*** Opening of Entries supplied ***

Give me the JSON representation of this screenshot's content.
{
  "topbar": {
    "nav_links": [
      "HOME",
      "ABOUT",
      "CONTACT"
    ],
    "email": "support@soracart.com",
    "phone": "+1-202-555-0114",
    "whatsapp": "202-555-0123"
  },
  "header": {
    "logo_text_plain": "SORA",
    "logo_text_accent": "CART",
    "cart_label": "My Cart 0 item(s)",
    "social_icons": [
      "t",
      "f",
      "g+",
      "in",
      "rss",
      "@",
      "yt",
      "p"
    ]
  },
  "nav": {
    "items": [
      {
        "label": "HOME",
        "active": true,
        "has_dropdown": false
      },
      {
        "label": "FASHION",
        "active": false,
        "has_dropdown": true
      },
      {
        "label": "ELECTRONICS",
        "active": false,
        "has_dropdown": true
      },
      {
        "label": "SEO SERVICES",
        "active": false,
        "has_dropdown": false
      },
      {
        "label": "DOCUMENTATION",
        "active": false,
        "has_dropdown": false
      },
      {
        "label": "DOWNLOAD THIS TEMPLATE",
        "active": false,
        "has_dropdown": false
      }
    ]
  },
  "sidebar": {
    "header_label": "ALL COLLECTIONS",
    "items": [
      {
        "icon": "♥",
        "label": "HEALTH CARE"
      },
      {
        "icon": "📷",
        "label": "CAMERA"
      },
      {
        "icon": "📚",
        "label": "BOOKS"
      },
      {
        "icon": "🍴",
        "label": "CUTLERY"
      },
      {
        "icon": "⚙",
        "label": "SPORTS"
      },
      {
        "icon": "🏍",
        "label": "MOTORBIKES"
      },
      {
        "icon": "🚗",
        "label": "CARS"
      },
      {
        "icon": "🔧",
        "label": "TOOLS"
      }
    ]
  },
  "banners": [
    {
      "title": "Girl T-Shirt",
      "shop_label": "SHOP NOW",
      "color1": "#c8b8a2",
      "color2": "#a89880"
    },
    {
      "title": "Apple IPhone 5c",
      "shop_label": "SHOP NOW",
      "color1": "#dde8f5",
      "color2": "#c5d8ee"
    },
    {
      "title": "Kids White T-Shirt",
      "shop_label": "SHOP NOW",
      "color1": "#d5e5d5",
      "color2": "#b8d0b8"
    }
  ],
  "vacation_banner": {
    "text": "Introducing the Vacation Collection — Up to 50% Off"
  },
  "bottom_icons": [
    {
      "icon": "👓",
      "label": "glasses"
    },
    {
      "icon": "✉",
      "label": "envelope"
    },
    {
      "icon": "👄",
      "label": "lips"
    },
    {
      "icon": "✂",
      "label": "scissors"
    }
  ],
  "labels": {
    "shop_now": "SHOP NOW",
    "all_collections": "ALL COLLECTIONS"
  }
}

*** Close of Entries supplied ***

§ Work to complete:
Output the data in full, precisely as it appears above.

§ Answer box:
Give me the JSON representation of this screenshot's content.
{
  "topbar": {
    "nav_links": [
      "HOME",
      "ABOUT",
      "CONTACT"
    ],
    "email": "support@soracart.com",
    "phone": "+1-202-555-0114",
    "whatsapp": "202-555-0123"
  },
  "header": {
    "logo_text_plain": "SORA",
    "logo_text_accent": "CART",
    "cart_label": "My Cart 0 item(s)",
    "social_icons": [
      "t",
      "f",
      "g+",
      "in",
      "rss",
      "@",
      "yt",
      "p"
    ]
  },
  "nav": {
    "items": [
      {
        "label": "HOME",
        "active": true,
        "has_dropdown": false
      },
      {
        "label": "FASHION",
        "active": false,
        "has_dropdown": true
      },
      {
        "label": "ELECTRONICS",
        "active": false,
        "has_dropdown": true
      },
      {
        "label": "SEO SERVICES",
        "active": false,
        "has_dropdown": false
      },
      {
        "label": "DOCUMENTATION",
        "active": false,
        "has_dropdown": false
      },
      {
        "label": "DOWNLOAD THIS TEMPLATE",
        "active": false,
        "has_dropdown": false
      }
    ]
  },
  "sidebar": {
    "header_label": "ALL COLLECTIONS",
    "items": [
      {
        "icon": "♥",
        "label": "HEALTH CARE"
      },
      {
        "icon": "📷",
        "label": "CAMERA"
      },
      {
        "icon": "📚",
        "label": "BOOKS"
      },
      {
        "icon": "🍴",
        "label": "CUTLERY"
      },
      {
        "icon": "⚙",
        "label": "SPORTS"
      },
      {
        "icon": "🏍",
        "label": "MOTORBIKES"
      },
      {
        "icon": "🚗",
        "label": "CARS"
      },
      {
        "icon": "🔧",
        "label": "TOOLS"
      }
    ]
  },
  "banners": [
    {
      "title": "Girl T-Shirt",
      "shop_label": "SHOP NOW",
      "color1": "#c8b8a2",
      "color2": "#a89880"
    },
    {
      "title": "Apple IPhone 5c",
      "shop_label": "SHOP NOW",
      "color1": "#dde8f5",
      "color2": "#c5d8ee"
    },
    {
      "title": "Kids White T-Shirt",
      "shop_label": "SHOP NOW",
      "color1": "#d5e5d5",
      "color2": "#b8d0b8"
    }
  ],
  "vacation_banner": {
    "text": "Introducing the Vacation Collection — Up to 50% Off"
  },
  "bottom_icons": [
    {
      "icon": "👓",
      "label": "glasses"
    },
    {
      "icon": "✉",
      "label": "envelope"
    },
    {
      "icon": "👄",
      "label": "lips"
    },
    {
      "icon": "✂",
      "label": "scissors"
    }
  ],
  "labels": {
    "shop_now": "SHOP NOW",
    "all_collections": "ALL COLLECTIONS"
  }
}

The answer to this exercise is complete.